First, fairy tales are fun and we enjoy them, but we don't ask our children to believe them.I also thought her grandson sums it up very well in this video from last year.
Second, we want our children to understand God as fully as they're able at whatever age they are. So we try to avoid anything that would delay or distort that understanding. It seems to us that celebrating with a mixture of Santa and manger will postpone a child's clear understanding of what the real truth of God is. It's very difficult for a young child to pick through a marble cake of part-truth and part-imagination to find the crumbs of reality.
Third, we think about how confusing it must be to a straight-thinking, uncritically-minded preschooler because Santa is so much like what we're trying all year to teach our children about God. Look, for example, at the "attributes" of Santa.
* He's omniscient—he sees everything you do.
* He rewards you if you're good.
* He's omnipresent—at least, he can be everywhere in one night.
* He gives you good gifts.
* He's the most famous "old man in the sky" figure.

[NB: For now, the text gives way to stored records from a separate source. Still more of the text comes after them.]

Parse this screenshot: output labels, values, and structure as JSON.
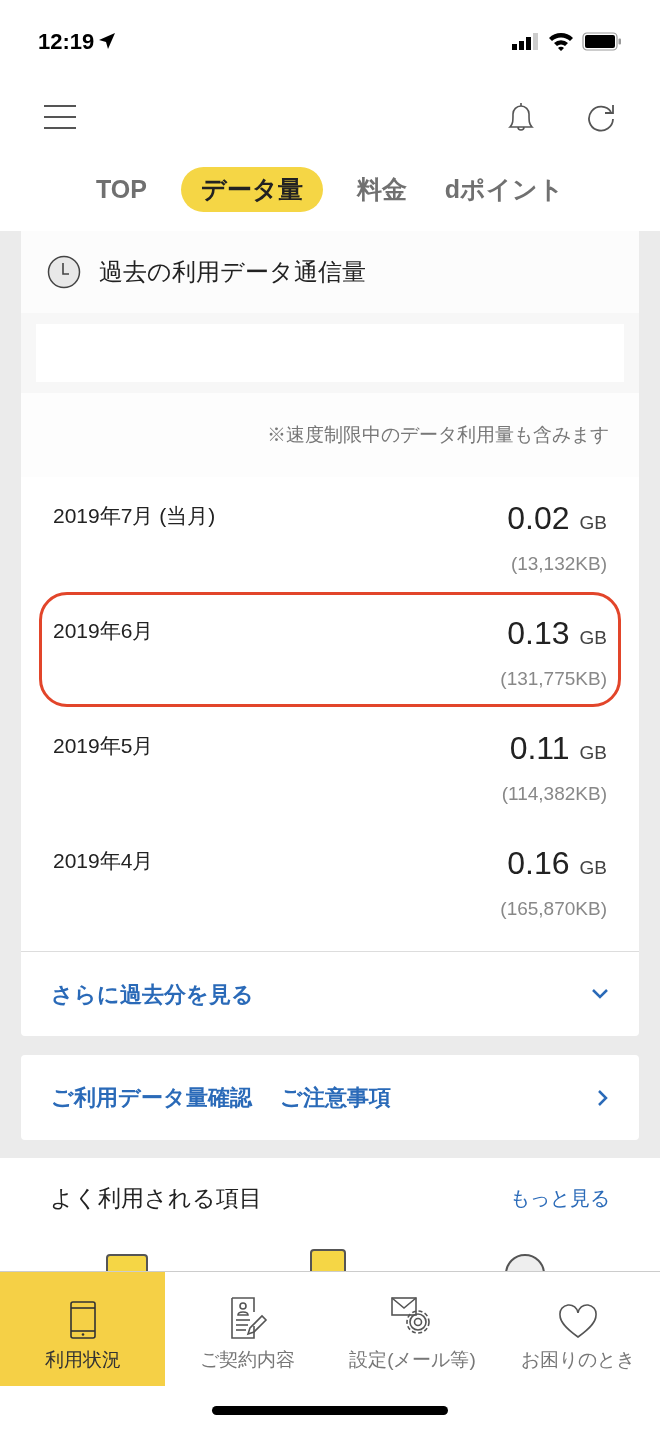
{
  "status_bar": {
    "time": "12:19"
  },
  "tabs": [
    {
      "label": "TOP",
      "selected": false
    },
    {
      "label": "データ量",
      "selected": true
    },
    {
      "label": "料金",
      "selected": false
    },
    {
      "label": "dポイント",
      "selected": false
    }
  ],
  "history": {
    "title": "過去の利用データ通信量",
    "note": "※速度制限中のデータ利用量も含みます",
    "months": [
      {
        "month": "2019年7月 (当月)",
        "value": "0.02",
        "unit": "GB",
        "kb": "(13,132KB)",
        "highlighted": false
      },
      {
        "month": "2019年6月",
        "value": "0.13",
        "unit": "GB",
        "kb": "(131,775KB)",
        "highlighted": true
      },
      {
        "month": "2019年5月",
        "value": "0.11",
        "unit": "GB",
        "kb": "(114,382KB)",
        "highlighted": false
      },
      {
        "month": "2019年4月",
        "value": "0.16",
        "unit": "GB",
        "kb": "(165,870KB)",
        "highlighted": false
      }
    ],
    "more": "さらに過去分を見る"
  },
  "notice_link": {
    "label_1": "ご利用データ量確認",
    "label_2": "ご注意事項"
  },
  "frequent": {
    "title": "よく利用される項目",
    "more": "もっと見る"
  },
  "bottom_nav": [
    {
      "label": "利用状況",
      "selected": true,
      "kind": "phone"
    },
    {
      "label": "ご契約内容",
      "selected": false,
      "kind": "contract"
    },
    {
      "label": "設定(メール等)",
      "selected": false,
      "kind": "settings"
    },
    {
      "label": "お困りのとき",
      "selected": false,
      "kind": "heart"
    }
  ]
}
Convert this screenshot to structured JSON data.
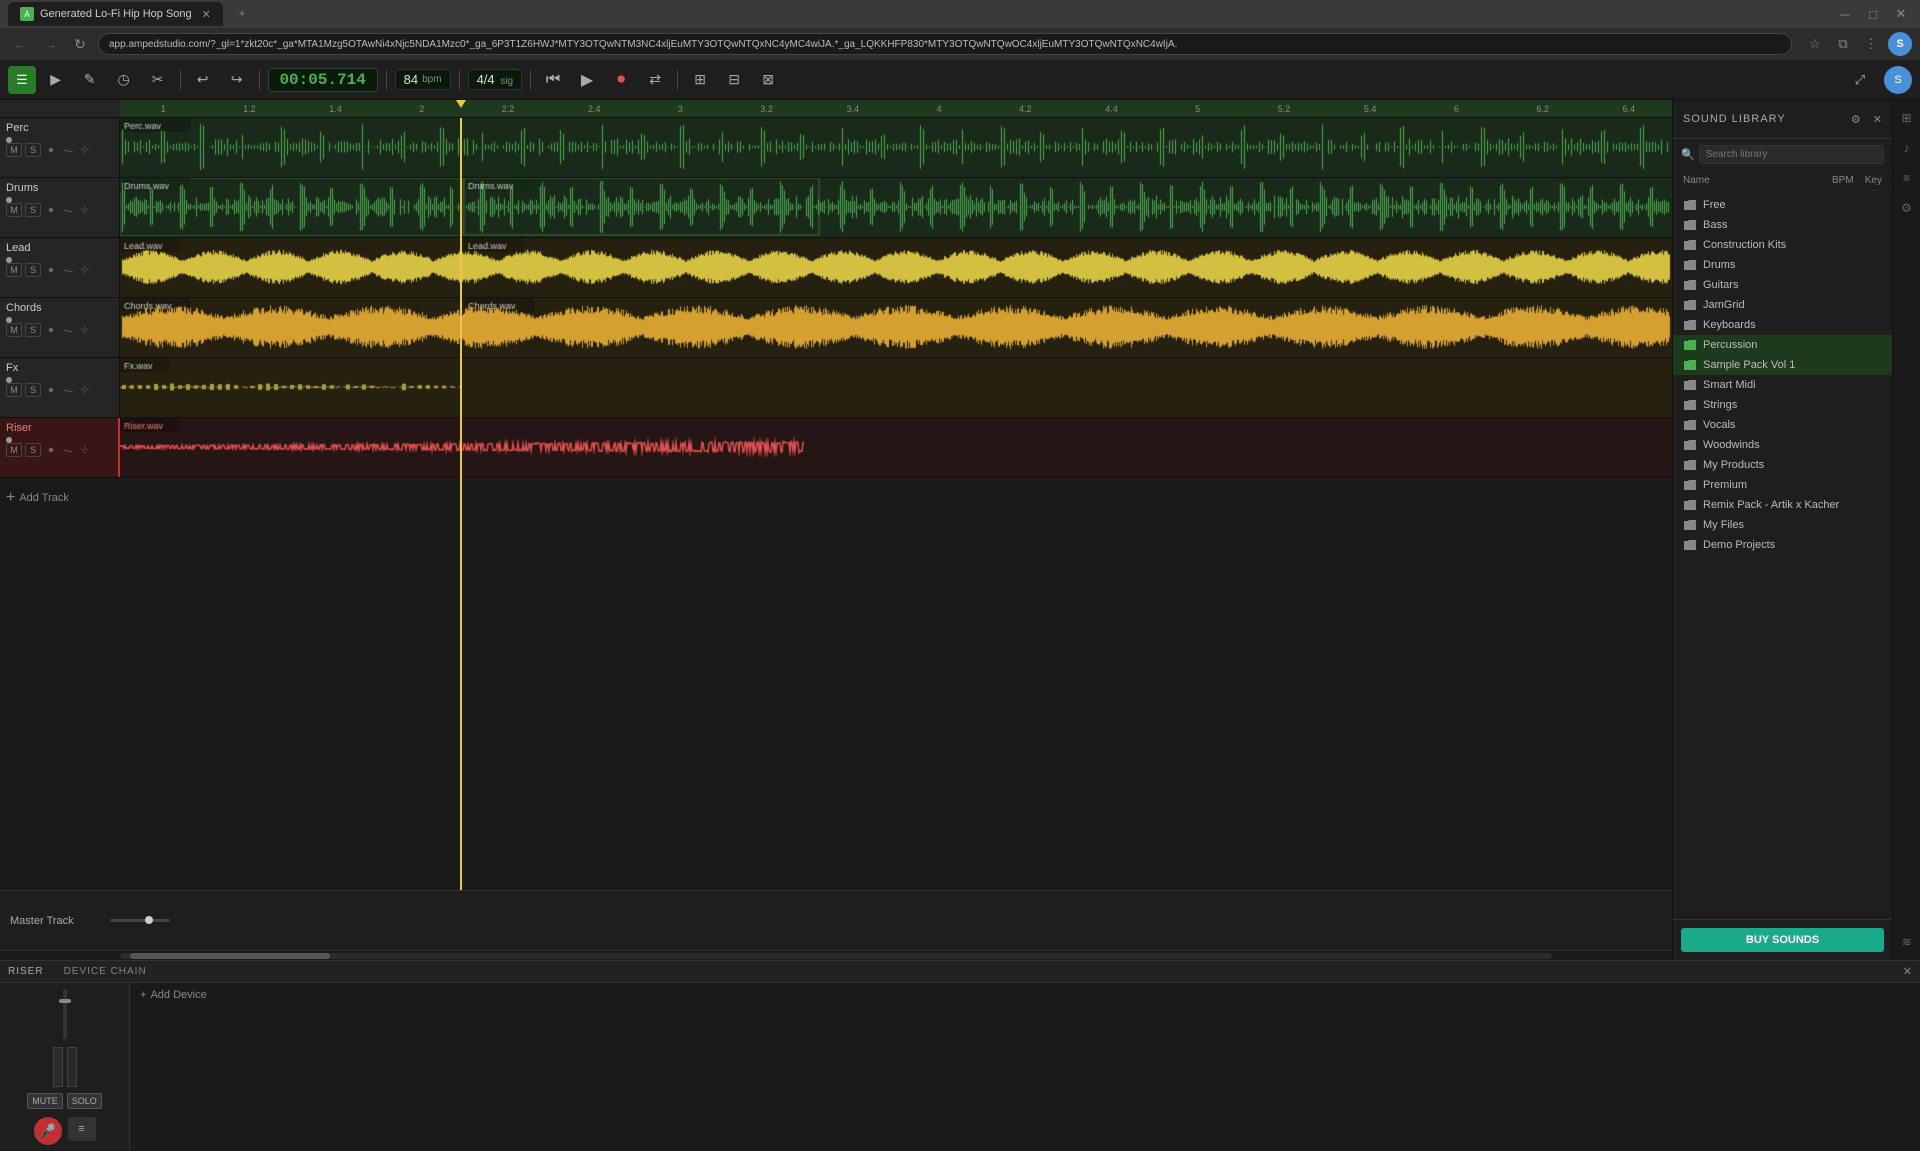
{
  "browser": {
    "tab_title": "Generated Lo-Fi Hip Hop Song",
    "url": "app.ampedstudio.com/?_gl=1*zkt20c*_ga*MTA1Mzg5OTAwNi4xNjc5NDA1Mzc0*_ga_6P3T1Z6HWJ*MTY3OTQwNTM3NC4xljEuMTY3OTQwNTQxNC4yMC4wiJA.*_ga_LQKKHFP830*MTY3OTQwNTQwOC4xljEuMTY3OTQwNTQxNC4wIjA."
  },
  "toolbar": {
    "time": "00:05.714",
    "bpm": "84",
    "bpm_label": "bpm",
    "sig": "4/4",
    "sig_label": "sig"
  },
  "tracks": [
    {
      "id": "perc",
      "name": "Perc",
      "clip1": "Perc.wav",
      "color": "#4CAF50",
      "selected": false
    },
    {
      "id": "drums",
      "name": "Drums",
      "clip1": "Drums.wav",
      "clip2": "Drums.wav",
      "color": "#4CAF50",
      "selected": false
    },
    {
      "id": "lead",
      "name": "Lead",
      "clip1": "Lead.wav",
      "clip2": "Lead.wav",
      "color": "#d4c040",
      "selected": false
    },
    {
      "id": "chords",
      "name": "Chords",
      "clip1": "Chords.wav",
      "clip2": "Chords.wav",
      "color": "#d4a030",
      "selected": false
    },
    {
      "id": "fx",
      "name": "Fx",
      "clip1": "Fx.wav",
      "color": "#d4c040",
      "selected": false
    },
    {
      "id": "riser",
      "name": "Riser",
      "clip1": "Riser.wav",
      "color": "#e05050",
      "selected": true
    }
  ],
  "add_track_label": "Add Track",
  "master_track_label": "Master Track",
  "sound_library": {
    "title": "SOUND LIBRARY",
    "search_placeholder": "Search library",
    "col_name": "Name",
    "col_bpm": "BPM",
    "col_key": "Key",
    "items": [
      {
        "name": "Free",
        "type": "folder"
      },
      {
        "name": "Bass",
        "type": "folder"
      },
      {
        "name": "Construction Kits",
        "type": "folder"
      },
      {
        "name": "Drums",
        "type": "folder"
      },
      {
        "name": "Guitars",
        "type": "folder"
      },
      {
        "name": "JamGrid",
        "type": "folder"
      },
      {
        "name": "Keyboards",
        "type": "folder"
      },
      {
        "name": "Percussion",
        "type": "folder",
        "selected": true
      },
      {
        "name": "Sample Pack Vol 1",
        "type": "folder",
        "selected": true
      },
      {
        "name": "Smart Midi",
        "type": "folder"
      },
      {
        "name": "Strings",
        "type": "folder"
      },
      {
        "name": "Vocals",
        "type": "folder"
      },
      {
        "name": "Woodwinds",
        "type": "folder"
      },
      {
        "name": "My Products",
        "type": "folder"
      },
      {
        "name": "Premium",
        "type": "folder"
      },
      {
        "name": "Remix Pack - Artik x Kacher",
        "type": "folder"
      },
      {
        "name": "My Files",
        "type": "folder"
      },
      {
        "name": "Demo Projects",
        "type": "folder"
      }
    ],
    "buy_sounds_label": "BUY SOUNDS"
  },
  "bottom_panel": {
    "section1": "RISER",
    "section2": "DEVICE CHAIN",
    "mute_label": "MUTE",
    "solo_label": "SOLO",
    "add_device_label": "Add Device"
  }
}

But at the deeper level that young children haven't reached yet in their understanding, he is not like God at all.
For example, does Santa really care if we're bad or good? Think of the most awful kid you can remember. Did he or she ever not get gifts from Santa?
What about Santa's spying and then rewarding you if you're good enough? That's not the way God operates. He gave us his gift—his Son—even though we weren't good at all. "God shows his love for us in that while we were still sinners, Christ died for us" (Romans 5:8). He gave his gift to us to make us good, not because we had proved ourselves good enough.
Tuesday, December 15, 2009
How To Think About Santa
Over at the DG blog, Noel Piper shares her reasons why she and her family have decided not to include Santa in their Christmas stories and decorations. I agree with what she says, even though I guess I could think differently once I have kids.